YOUR GOAL → Output the line containing "Read all visible content and emit it as JSON.", then every remaining line of the entries below, exactly as written and with no other text.

GIVEN DATA →
########
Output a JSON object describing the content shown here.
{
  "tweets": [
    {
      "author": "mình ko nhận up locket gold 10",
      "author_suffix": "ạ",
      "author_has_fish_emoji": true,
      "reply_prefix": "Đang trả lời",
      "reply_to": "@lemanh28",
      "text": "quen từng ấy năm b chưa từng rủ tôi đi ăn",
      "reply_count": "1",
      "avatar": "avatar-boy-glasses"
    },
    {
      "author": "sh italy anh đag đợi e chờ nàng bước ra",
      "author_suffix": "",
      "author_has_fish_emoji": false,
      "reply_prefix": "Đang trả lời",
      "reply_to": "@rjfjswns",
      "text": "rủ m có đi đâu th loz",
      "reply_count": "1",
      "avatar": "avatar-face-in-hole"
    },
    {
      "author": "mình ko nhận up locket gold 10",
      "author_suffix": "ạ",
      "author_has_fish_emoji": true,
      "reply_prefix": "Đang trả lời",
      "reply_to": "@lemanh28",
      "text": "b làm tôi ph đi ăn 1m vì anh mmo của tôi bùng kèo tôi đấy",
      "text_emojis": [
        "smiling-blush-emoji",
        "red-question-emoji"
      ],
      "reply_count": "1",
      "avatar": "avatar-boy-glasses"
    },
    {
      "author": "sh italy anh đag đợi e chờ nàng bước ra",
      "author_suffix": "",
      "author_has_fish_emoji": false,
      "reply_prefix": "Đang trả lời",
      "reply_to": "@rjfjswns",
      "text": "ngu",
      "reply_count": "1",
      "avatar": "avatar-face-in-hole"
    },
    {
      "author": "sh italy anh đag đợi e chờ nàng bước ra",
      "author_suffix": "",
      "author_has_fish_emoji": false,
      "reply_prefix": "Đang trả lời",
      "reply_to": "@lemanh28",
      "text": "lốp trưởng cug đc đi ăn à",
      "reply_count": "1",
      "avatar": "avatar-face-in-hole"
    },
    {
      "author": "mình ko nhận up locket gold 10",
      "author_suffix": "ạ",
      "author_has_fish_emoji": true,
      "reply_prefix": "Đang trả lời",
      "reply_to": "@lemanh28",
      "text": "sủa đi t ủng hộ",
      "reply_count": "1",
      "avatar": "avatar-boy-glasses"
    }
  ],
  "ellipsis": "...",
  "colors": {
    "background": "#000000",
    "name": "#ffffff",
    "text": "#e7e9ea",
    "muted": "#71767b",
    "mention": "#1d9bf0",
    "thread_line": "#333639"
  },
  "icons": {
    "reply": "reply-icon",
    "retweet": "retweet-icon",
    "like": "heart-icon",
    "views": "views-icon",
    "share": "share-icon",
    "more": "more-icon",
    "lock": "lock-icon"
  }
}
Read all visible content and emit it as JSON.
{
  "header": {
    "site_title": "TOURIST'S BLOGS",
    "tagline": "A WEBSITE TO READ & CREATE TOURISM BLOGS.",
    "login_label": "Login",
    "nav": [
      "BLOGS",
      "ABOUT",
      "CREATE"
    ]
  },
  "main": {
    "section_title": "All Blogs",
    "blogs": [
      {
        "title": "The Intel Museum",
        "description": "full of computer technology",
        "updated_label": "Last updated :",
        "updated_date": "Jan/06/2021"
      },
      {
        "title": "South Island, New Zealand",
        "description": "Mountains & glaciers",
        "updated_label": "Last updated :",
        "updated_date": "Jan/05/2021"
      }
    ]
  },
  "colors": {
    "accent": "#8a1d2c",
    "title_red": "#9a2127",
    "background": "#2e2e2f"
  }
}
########
RESULT FOR THIS EXERCISE →
Read all visible content and emit it as JSON.
{
  "header": {
    "site_title": "TOURIST'S BLOGS",
    "tagline": "A WEBSITE TO READ & CREATE TOURISM BLOGS.",
    "login_label": "Login",
    "nav": [
      "BLOGS",
      "ABOUT",
      "CREATE"
    ]
  },
  "main": {
    "section_title": "All Blogs",
    "blogs": [
      {
        "title": "The Intel Museum",
        "description": "full of computer technology",
        "updated_label": "Last updated :",
        "updated_date": "Jan/06/2021"
      },
      {
        "title": "South Island, New Zealand",
        "description": "Mountains & glaciers",
        "updated_label": "Last updated :",
        "updated_date": "Jan/05/2021"
      }
    ]
  },
  "colors": {
    "accent": "#8a1d2c",
    "title_red": "#9a2127",
    "background": "#2e2e2f"
  }
}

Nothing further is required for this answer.